Background.— Reversible changes in brain magnetic resonance imaging (MRI) weighted in diffusion-weighted images (DWI) and apparent water diffusion coefficient (ADC) maps have been reported in acute stroke, epilepsy, eclampsia, and hypoglycemia, but they are contradictory regarding to migraine aura.
Objective.— A 41-year-old woman with known basilar migraine for 5 years consulted about a persistent visual aura (visual snow phenomenon) plus bilateral paresthesias in the extremities for 4 days. The headache was treated with success with 10 mg of wafer rizatriptan and 600 mg of ibuprophen.
Methods.— The neurologic and ophthalmologic examination were normal. An urgent brain MRI detected no lesions in T1, T2, fluid-attenuated inversion recovery, and DWI, but an abnormal signal appeared in the left occipital lobe in ADC and (r)ADC maps. The brain MRI angiography, carotid ultrasound study, transesophageal echocardiography, 24-hour cardiac Holter monitoring, and thrombophilia study were normal.
Results.— A new brain MRI 8 days after did not show any previous lesion in the same sequences.

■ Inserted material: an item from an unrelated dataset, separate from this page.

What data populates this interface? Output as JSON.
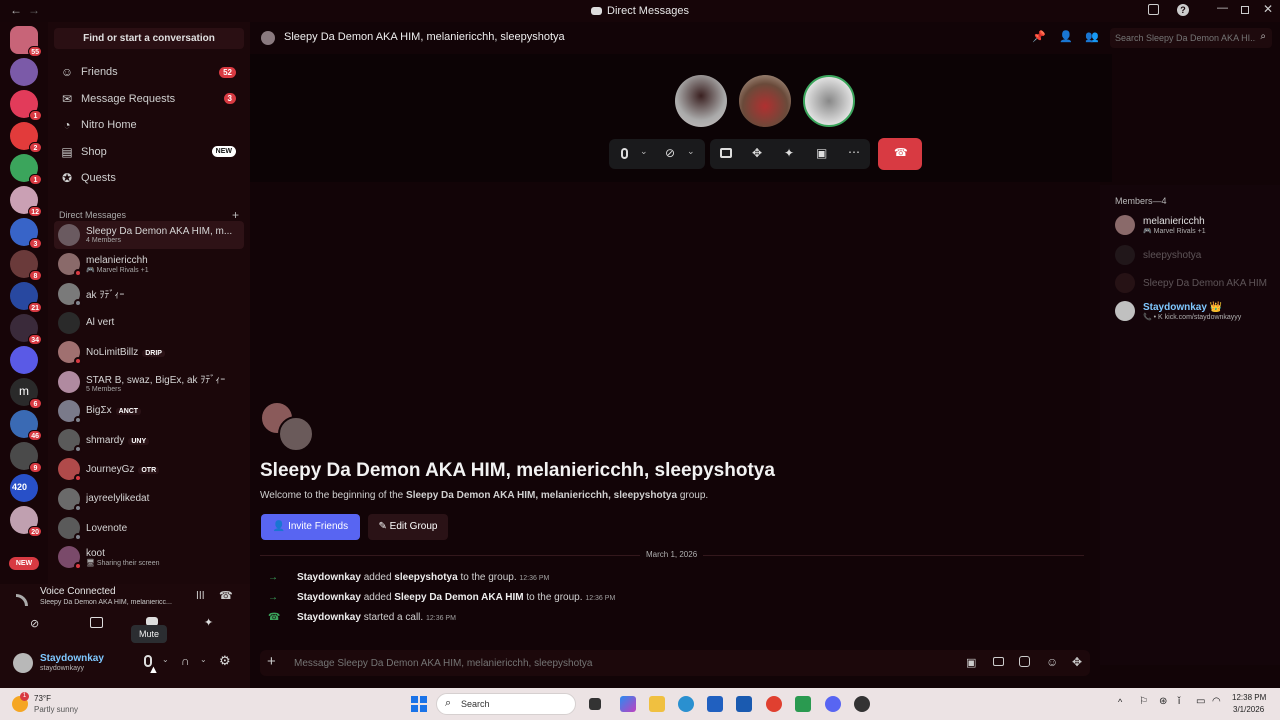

Conclusions.— We present a patient with migraine and transitory abnormal signals in the ADC map of an occipital region during persistent visual aura. The clinical-radiological relationship is congruent. Some similar cases have showed these MRI signals during the aura, suggesting cytotoxic edema, without ischemic lesions in the MRI controls. Theses ADC images probably appear in complex auras.